▶ Input:

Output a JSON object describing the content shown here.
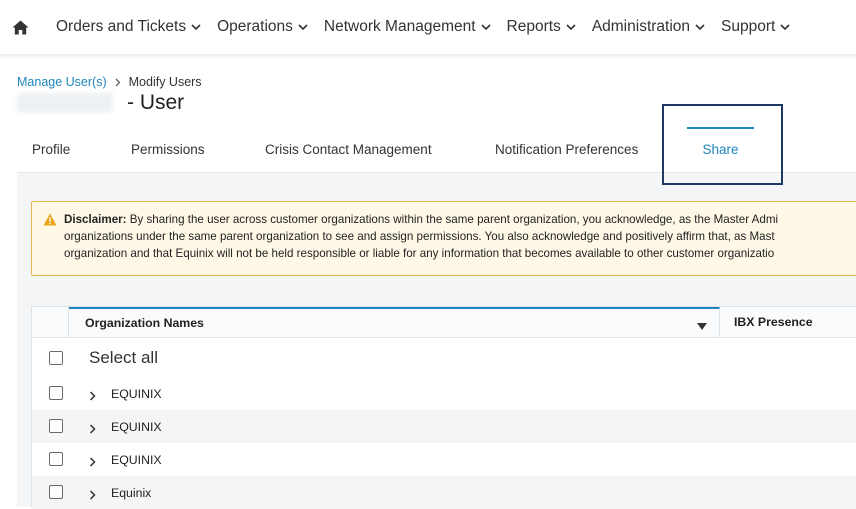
{
  "nav": {
    "items": [
      {
        "label": "Orders and Tickets"
      },
      {
        "label": "Operations"
      },
      {
        "label": "Network Management"
      },
      {
        "label": "Reports"
      },
      {
        "label": "Administration"
      },
      {
        "label": "Support"
      }
    ]
  },
  "breadcrumb": {
    "parent": "Manage User(s)",
    "current": "Modify Users"
  },
  "page": {
    "title": "- User"
  },
  "tabs": [
    {
      "label": "Profile"
    },
    {
      "label": "Permissions"
    },
    {
      "label": "Crisis Contact Management"
    },
    {
      "label": "Notification Preferences"
    },
    {
      "label": "Share",
      "active": true
    }
  ],
  "disclaimer": {
    "label": "Disclaimer:",
    "line1": "By sharing the user across customer organizations within the same parent organization, you acknowledge, as the Master Admi",
    "line2": "organizations under the same parent organization to see and assign permissions. You also acknowledge and positively affirm that, as Mast",
    "line3": "organization and that Equinix will not be held responsible or liable for any information that becomes available to other customer organizatio"
  },
  "table": {
    "columns": {
      "org": "Organization Names",
      "ibx": "IBX Presence"
    },
    "select_all": "Select all",
    "rows": [
      {
        "name": "EQUINIX"
      },
      {
        "name": "EQUINIX"
      },
      {
        "name": "EQUINIX"
      },
      {
        "name": "Equinix"
      }
    ]
  },
  "colors": {
    "accent": "#1f86bf",
    "highlight_border": "#1c3a63",
    "warning_bg": "#fff8e7",
    "warning_border": "#e7b454",
    "warning_icon": "#e8a317"
  },
  "icons": {
    "home": "home-icon",
    "nav_chevron": "chevron-down-icon",
    "breadcrumb_sep": "chevron-right-icon",
    "warning": "warning-icon",
    "sort": "caret-down-icon",
    "expand": "chevron-right-icon"
  }
}
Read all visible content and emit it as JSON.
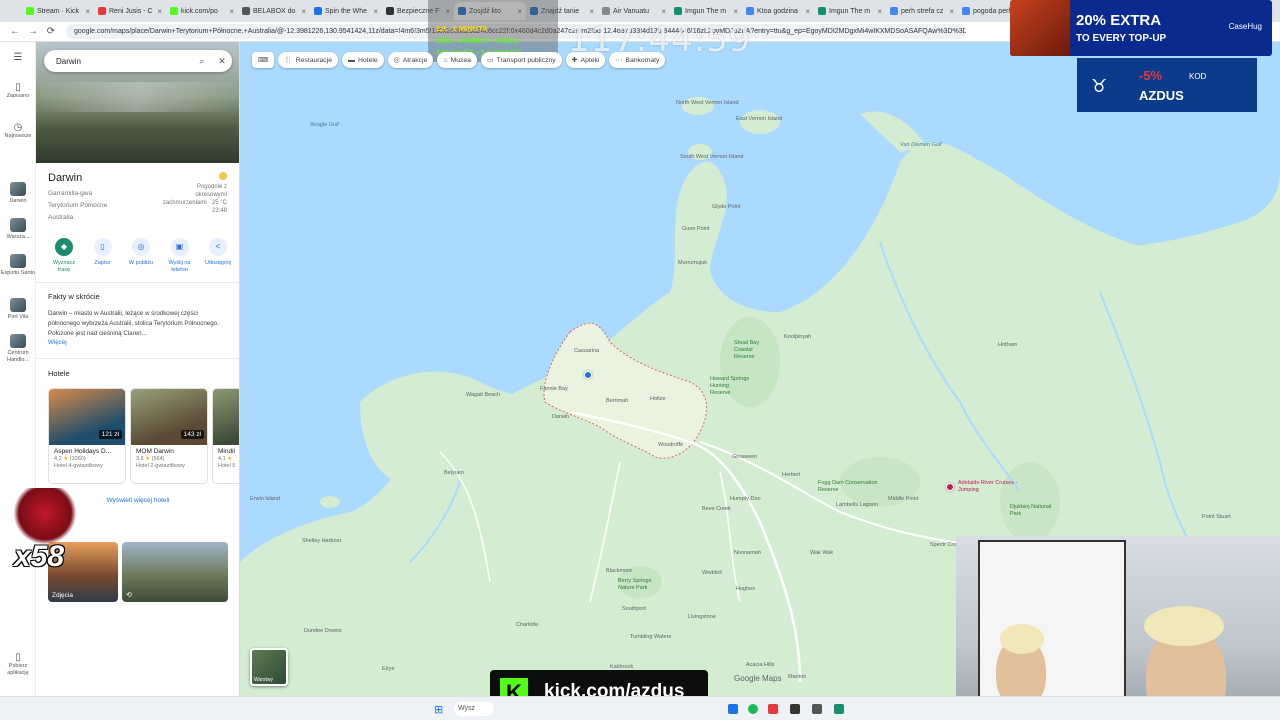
{
  "browser": {
    "tabs": [
      {
        "label": "Stream · Kick",
        "color": "#53fc18"
      },
      {
        "label": "Reni Jusis - C",
        "color": "#e53935"
      },
      {
        "label": "kick.com/po",
        "color": "#53fc18"
      },
      {
        "label": "BELABOX do",
        "color": "#555555"
      },
      {
        "label": "Spin the Whe",
        "color": "#1a73e8"
      },
      {
        "label": "Bezpieczne F",
        "color": "#333333"
      },
      {
        "label": "Zosjdź kto",
        "color": "#1565c0"
      },
      {
        "label": "Znajdź tanie",
        "color": "#1565c0"
      },
      {
        "label": "Air Vanuatu",
        "color": "#888888"
      },
      {
        "label": "Imgun The m",
        "color": "#1a8f6f"
      },
      {
        "label": "Ktoa godzina",
        "color": "#4285f4"
      },
      {
        "label": "Imgun The m",
        "color": "#1a8f6f"
      },
      {
        "label": "perh strefa cz",
        "color": "#4285f4"
      },
      {
        "label": "pogoda perh",
        "color": "#4285f4"
      }
    ],
    "url": "google.com/maps/place/Darwin+Terytorium+Północne,+Australia/@-12.3981226,130.9541424,11z/data=!4m6!3m5!1s0x2cc0a29a24c6cc22f:0x460d4c2d0a247c2!8m2!3d-12.4637333!4d130.8444446!16zL20vMDJ6ZnA?entry=ttu&g_ep=EgoyMDI2MDgxMi4wIKXMDSoASAFQAw%3D%3D"
  },
  "rail": {
    "items": [
      {
        "label": "Zapisano",
        "icon": "bookmark-icon"
      },
      {
        "label": "Najnowsze",
        "icon": "history-icon"
      },
      {
        "label": "Darwin"
      },
      {
        "label": "Warsza..."
      },
      {
        "label": "Espiritu Santo"
      },
      {
        "label": "Port Vila"
      },
      {
        "label": "Centrum Handlo..."
      },
      {
        "label": "Pobierz aplikację",
        "icon": "phone-icon"
      }
    ]
  },
  "panel": {
    "search_value": "Darwin",
    "title": "Darwin",
    "subtitle_lines": [
      "Garramilla-gwa",
      "Terytorium Północne",
      "Australia"
    ],
    "weather": {
      "line1": "Pogodnie z",
      "line2": "okresowymi",
      "line3": "zachmurzeniami · 25 °C",
      "time": "23:48"
    },
    "actions": [
      {
        "label": "Wyznacz trasę",
        "icon": "directions-icon",
        "primary": true
      },
      {
        "label": "Zapisz",
        "icon": "bookmark-icon"
      },
      {
        "label": "W pobliżu",
        "icon": "nearby-icon"
      },
      {
        "label": "Wyślij na telefon",
        "icon": "send-to-phone-icon"
      },
      {
        "label": "Udostępnij",
        "icon": "share-icon"
      }
    ],
    "facts_title": "Fakty w skrócie",
    "facts_text": "Darwin – miasto w Australii, leżące w środkowej części północnego wybrzeża Australii, stolica Terytorium Północnego. Położone jest nad cieśniną Claren...",
    "more_label": "Więcej",
    "hotels_title": "Hotele",
    "hotels": [
      {
        "name": "Aspen Holidays D...",
        "price": "121 zł",
        "rating": "4,2",
        "reviews": "(1060)",
        "kind": "Hotel 4-gwiazdkowy",
        "c1": "#b85a2e",
        "c2": "#1f4d6b"
      },
      {
        "name": "MOM Darwin",
        "price": "143 zł",
        "rating": "3,6",
        "reviews": "(564)",
        "kind": "Hotel 2-gwiazdkowy",
        "c1": "#6f7f55",
        "c2": "#a26a3d"
      },
      {
        "name": "Mindil",
        "price": "",
        "rating": "4,1",
        "reviews": "",
        "kind": "Hotel 5",
        "c1": "#7a8a6a",
        "c2": "#4a5a44"
      }
    ],
    "more_hotels_label": "Wyświetl więcej hoteli",
    "photos_label": "Zdjęcia"
  },
  "map": {
    "chips": [
      {
        "label": "Restauracje",
        "icon": "restaurant-icon"
      },
      {
        "label": "Hotele",
        "icon": "hotel-icon"
      },
      {
        "label": "Atrakcje",
        "icon": "attraction-icon"
      },
      {
        "label": "Muzea",
        "icon": "museum-icon"
      },
      {
        "label": "Transport publiczny",
        "icon": "transit-icon"
      },
      {
        "label": "Apteki",
        "icon": "pharmacy-icon"
      },
      {
        "label": "Bankomaty",
        "icon": "atm-icon"
      }
    ],
    "labels": {
      "northwest": "North West Vernon Island",
      "eastvernon": "East Vernon Island",
      "southwest": "South West Vernon Island",
      "gunn": "Gunn Point",
      "glyde": "Glyde Point",
      "murrumujuk": "Murrumujuk",
      "casuarina": "Casuarina",
      "fanniebay": "Fannie Bay",
      "wagait": "Wagait Beach",
      "berrimah": "Berrimah",
      "holtze": "Holtze",
      "shoal": "Shoal Bay Coastal Reserve",
      "howard": "Howard Springs Hunting Reserve",
      "koolpinyah": "Koolpinyah",
      "humpty": "Humpty Doo",
      "girraween": "Girraween",
      "herbert": "Herbert",
      "woodroffe": "Woodroffe",
      "darwin": "Darwin",
      "belyuen": "Belyuen",
      "fogdam": "Fogg Dam Conservation Reserve",
      "lambells": "Lambells Lagoon",
      "middlepoint": "Middle Point",
      "adelaide": "Adelaide River Cruises - Jumping",
      "djukbinj": "Djukbinj National Park",
      "pointstuart": "Point Stuart",
      "beatree": "Bees Creek",
      "noonamah": "Noonamah",
      "blackmore": "Blackmore",
      "berrysprings": "Berry Springs Nature Park",
      "southport": "Southport",
      "charlotte": "Charlotte",
      "tumbling": "Tumbling Waters",
      "livingstone": "Livingstone",
      "weddell": "Weddell",
      "hughes": "Hughes",
      "acacia": "Acacia Hills",
      "manton": "Manton",
      "dundee": "Dundee Downs",
      "shellyharbour": "Shelley Harbour",
      "wakwak": "Wak Wak",
      "hotham": "Hotham",
      "vandiemen": "Van Diemen Gulf",
      "beagle": "Beagle Gulf",
      "erwin": "Erwin Island",
      "elrye": "Elrye",
      "kakbrook": "Kakbrook",
      "spectrum": "Spectr Crocod"
    },
    "layers_label": "Warstwy",
    "attribution": "Google Maps"
  },
  "stream": {
    "timer": "117:44:59",
    "promo": [
      {
        "text": "2zł - 1 MINUTA",
        "color": "#ffd600"
      },
      {
        "text": "SUB - 8 MINUT + KOŁO",
        "color": "#53fc18"
      },
      {
        "text": "100 KICKS - 1.2 MINUTY",
        "color": "#53fc18"
      }
    ],
    "ad1_big": "20% EXTRA",
    "ad1_sub": "TO EVERY TOP-UP",
    "ad1_brand": "CaseHug",
    "ad2_pct": "-5%",
    "ad2_kod": "KOD",
    "ad2_code": "AZDUS",
    "kick_k": "K",
    "kick_text": "kick.com/azdus",
    "multiplier": "x58"
  },
  "taskbar": {
    "search_placeholder": "Wysz"
  }
}
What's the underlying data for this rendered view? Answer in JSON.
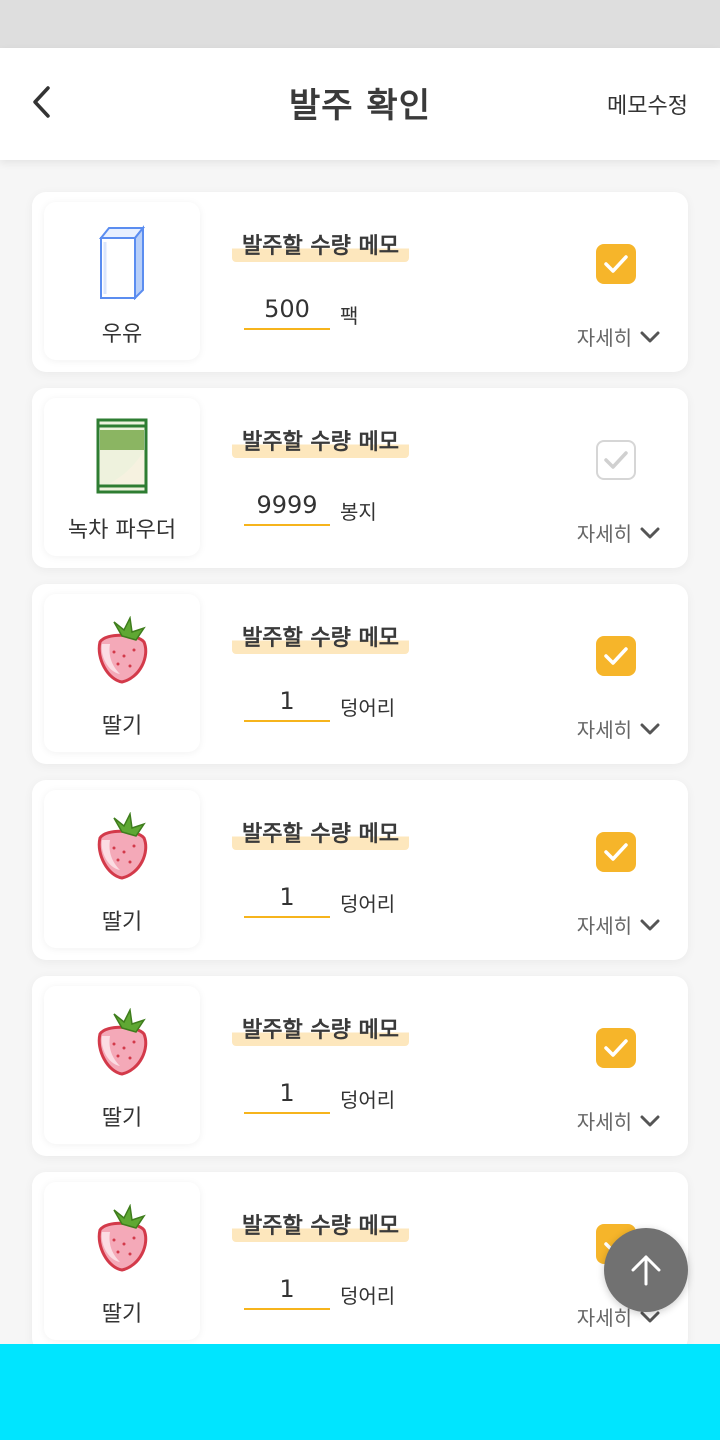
{
  "header": {
    "title": "발주 확인",
    "memo_edit_label": "메모수정"
  },
  "items": [
    {
      "name": "우유",
      "icon": "milk-carton-icon",
      "memo_label": "발주할 수량 메모",
      "quantity": "500",
      "unit": "팩",
      "checked": true,
      "detail_label": "자세히"
    },
    {
      "name": "녹차 파우더",
      "icon": "green-tea-powder-icon",
      "memo_label": "발주할 수량 메모",
      "quantity": "9999",
      "unit": "봉지",
      "checked": false,
      "detail_label": "자세히"
    },
    {
      "name": "딸기",
      "icon": "strawberry-icon",
      "memo_label": "발주할 수량 메모",
      "quantity": "1",
      "unit": "덩어리",
      "checked": true,
      "detail_label": "자세히"
    },
    {
      "name": "딸기",
      "icon": "strawberry-icon",
      "memo_label": "발주할 수량 메모",
      "quantity": "1",
      "unit": "덩어리",
      "checked": true,
      "detail_label": "자세히"
    },
    {
      "name": "딸기",
      "icon": "strawberry-icon",
      "memo_label": "발주할 수량 메모",
      "quantity": "1",
      "unit": "덩어리",
      "checked": true,
      "detail_label": "자세히"
    },
    {
      "name": "딸기",
      "icon": "strawberry-icon",
      "memo_label": "발주할 수량 메모",
      "quantity": "1",
      "unit": "덩어리",
      "checked": true,
      "detail_label": "자세히"
    }
  ],
  "colors": {
    "accent": "#f6b52a",
    "highlight": "#fde7bd",
    "bottom_bar": "#00e5ff",
    "fab": "#717171"
  },
  "fab": {
    "icon": "arrow-up-icon"
  }
}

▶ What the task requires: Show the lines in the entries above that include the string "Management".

▶ Task result:
        "label": "Network Management"
      "label": "Crisis Contact Management"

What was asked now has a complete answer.